  1. Bastien, C. H. (2011). Insomnia: Neurophysiological and neuropsychological approaches. Neuropsychology Review, 21(1), 22–40.PubMedCrossRefPubMedCentralGoogle Scholar
  2. Kaplan, K. A., & Harvey, A. G. (2014). Treatment of sleep disturbance. In D. H. Barlow (Ed.), Clinical handbook of psychological disorders: A step-by-step treatment manual (pp. 640–669). New York: Guilford Publications.Google Scholar
  3. Rybarczyk, B., Lund, H. G., Garroway, A. M., & Mack, L. (2013). Cognitive behavioral therapy for insomnia in older adults: Background, evidence, and overview of treatment protocol. Clinical Gerontologist, 36(1), 70–93.CrossRefGoogle Scholar
  4. Wu, J. Q., Appleman, E. R., Salazar, R. D., & Ong, J. C. (2015). Cognitive behavioral therapy for insomnia comorbid with psychiatric and medical conditions: A meta-analysis. JAMA Internal Medicine, 175(9), 1461–1472.PubMedCrossRefPubMedCentralGoogle Scholar

Copyright information

© Springer International Publishing AG, part of Springer Nature 2018

Authors and Affiliations

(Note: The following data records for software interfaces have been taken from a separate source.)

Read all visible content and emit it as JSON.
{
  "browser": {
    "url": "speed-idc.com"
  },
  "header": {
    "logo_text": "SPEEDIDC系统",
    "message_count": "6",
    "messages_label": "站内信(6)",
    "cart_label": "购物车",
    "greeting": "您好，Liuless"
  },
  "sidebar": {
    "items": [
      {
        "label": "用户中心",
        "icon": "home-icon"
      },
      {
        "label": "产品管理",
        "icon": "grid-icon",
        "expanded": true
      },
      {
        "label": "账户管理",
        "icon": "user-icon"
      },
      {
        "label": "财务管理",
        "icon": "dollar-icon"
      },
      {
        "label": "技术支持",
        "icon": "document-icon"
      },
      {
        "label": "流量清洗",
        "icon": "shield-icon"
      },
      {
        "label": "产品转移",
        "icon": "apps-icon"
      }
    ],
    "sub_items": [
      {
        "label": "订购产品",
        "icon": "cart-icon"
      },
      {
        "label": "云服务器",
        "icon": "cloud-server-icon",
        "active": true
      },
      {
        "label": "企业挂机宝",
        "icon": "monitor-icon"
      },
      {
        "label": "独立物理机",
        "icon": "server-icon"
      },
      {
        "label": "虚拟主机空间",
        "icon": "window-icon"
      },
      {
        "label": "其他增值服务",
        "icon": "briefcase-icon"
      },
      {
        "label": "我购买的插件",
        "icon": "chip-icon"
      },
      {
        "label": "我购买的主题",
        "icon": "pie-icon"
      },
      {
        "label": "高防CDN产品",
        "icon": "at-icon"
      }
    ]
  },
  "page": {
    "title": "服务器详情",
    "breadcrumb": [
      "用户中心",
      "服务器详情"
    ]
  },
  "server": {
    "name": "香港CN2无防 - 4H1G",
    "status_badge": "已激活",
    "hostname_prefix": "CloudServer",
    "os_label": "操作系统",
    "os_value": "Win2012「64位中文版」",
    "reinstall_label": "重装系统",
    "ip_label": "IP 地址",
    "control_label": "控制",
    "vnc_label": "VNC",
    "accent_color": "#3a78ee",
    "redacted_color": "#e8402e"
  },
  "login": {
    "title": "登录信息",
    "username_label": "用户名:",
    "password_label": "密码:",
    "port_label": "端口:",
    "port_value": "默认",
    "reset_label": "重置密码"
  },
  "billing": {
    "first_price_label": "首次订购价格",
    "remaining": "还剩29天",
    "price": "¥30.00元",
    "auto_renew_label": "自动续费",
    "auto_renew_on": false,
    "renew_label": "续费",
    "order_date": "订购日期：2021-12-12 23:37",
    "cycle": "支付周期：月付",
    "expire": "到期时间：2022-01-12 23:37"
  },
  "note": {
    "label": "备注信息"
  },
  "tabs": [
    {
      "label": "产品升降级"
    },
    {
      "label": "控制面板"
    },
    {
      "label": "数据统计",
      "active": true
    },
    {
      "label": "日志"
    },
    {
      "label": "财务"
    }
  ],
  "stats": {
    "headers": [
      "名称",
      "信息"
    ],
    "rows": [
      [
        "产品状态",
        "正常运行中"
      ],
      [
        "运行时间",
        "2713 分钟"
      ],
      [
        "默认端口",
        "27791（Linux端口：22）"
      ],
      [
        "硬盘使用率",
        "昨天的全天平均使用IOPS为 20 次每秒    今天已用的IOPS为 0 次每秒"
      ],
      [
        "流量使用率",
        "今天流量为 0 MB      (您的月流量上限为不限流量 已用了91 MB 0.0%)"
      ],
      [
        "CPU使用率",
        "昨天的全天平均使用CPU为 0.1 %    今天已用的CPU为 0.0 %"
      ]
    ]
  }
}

  • Allison Baylor
    • 1
    Email author
  • Sarah Griffin
    • 1
  • Bruce Rybarczyk
    • 2
  1. 1.Virginia Commonwealth UniversityRichmondUSA
  2. 2.Department of Psychology, Virginia Commonwealth UniversityRichmondUSA